_BRIEF_. Reproduce the listing below exactly, minus its pictures.

_DATA PROVIDED_.
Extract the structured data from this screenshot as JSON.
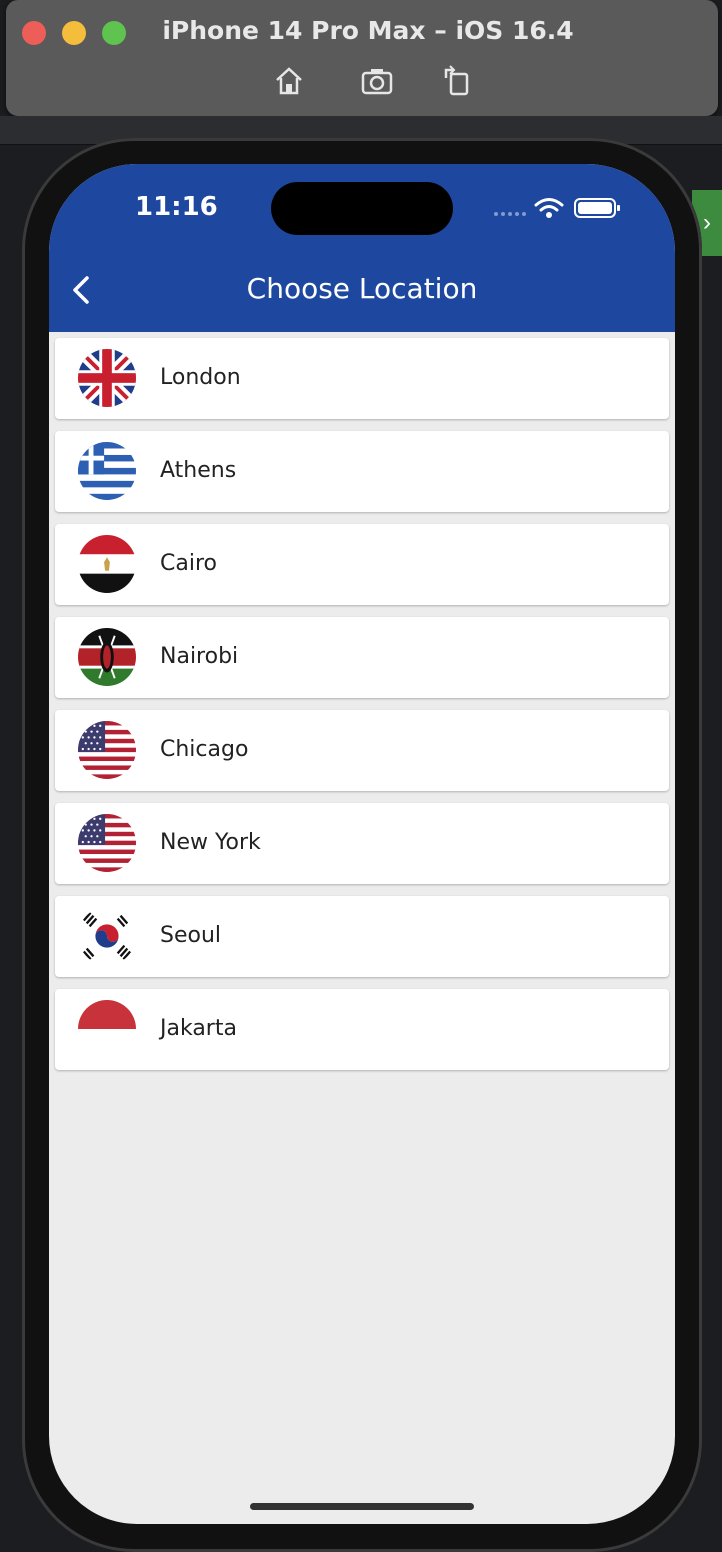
{
  "simulator": {
    "title": "iPhone 14 Pro Max – iOS 16.4",
    "toolbar_icons": [
      "home-icon",
      "screenshot-icon",
      "rotate-icon"
    ]
  },
  "status_bar": {
    "time": "11:16"
  },
  "nav": {
    "title": "Choose Location",
    "back_icon": "chevron-left-icon"
  },
  "locations": [
    {
      "label": "London",
      "flag": "united-kingdom-flag-icon"
    },
    {
      "label": "Athens",
      "flag": "greece-flag-icon"
    },
    {
      "label": "Cairo",
      "flag": "egypt-flag-icon"
    },
    {
      "label": "Nairobi",
      "flag": "kenya-flag-icon"
    },
    {
      "label": "Chicago",
      "flag": "usa-flag-icon"
    },
    {
      "label": "New York",
      "flag": "usa-flag-icon"
    },
    {
      "label": "Seoul",
      "flag": "south-korea-flag-icon"
    },
    {
      "label": "Jakarta",
      "flag": "indonesia-flag-icon"
    }
  ],
  "colors": {
    "header": "#1e48a0",
    "background": "#ececec",
    "item": "#ffffff"
  }
}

_REPLY_.
Extract the structured data from this screenshot as JSON.
{
  "simulator": {
    "title": "iPhone 14 Pro Max – iOS 16.4",
    "toolbar_icons": [
      "home-icon",
      "screenshot-icon",
      "rotate-icon"
    ]
  },
  "status_bar": {
    "time": "11:16"
  },
  "nav": {
    "title": "Choose Location",
    "back_icon": "chevron-left-icon"
  },
  "locations": [
    {
      "label": "London",
      "flag": "united-kingdom-flag-icon"
    },
    {
      "label": "Athens",
      "flag": "greece-flag-icon"
    },
    {
      "label": "Cairo",
      "flag": "egypt-flag-icon"
    },
    {
      "label": "Nairobi",
      "flag": "kenya-flag-icon"
    },
    {
      "label": "Chicago",
      "flag": "usa-flag-icon"
    },
    {
      "label": "New York",
      "flag": "usa-flag-icon"
    },
    {
      "label": "Seoul",
      "flag": "south-korea-flag-icon"
    },
    {
      "label": "Jakarta",
      "flag": "indonesia-flag-icon"
    }
  ],
  "colors": {
    "header": "#1e48a0",
    "background": "#ececec",
    "item": "#ffffff"
  }
}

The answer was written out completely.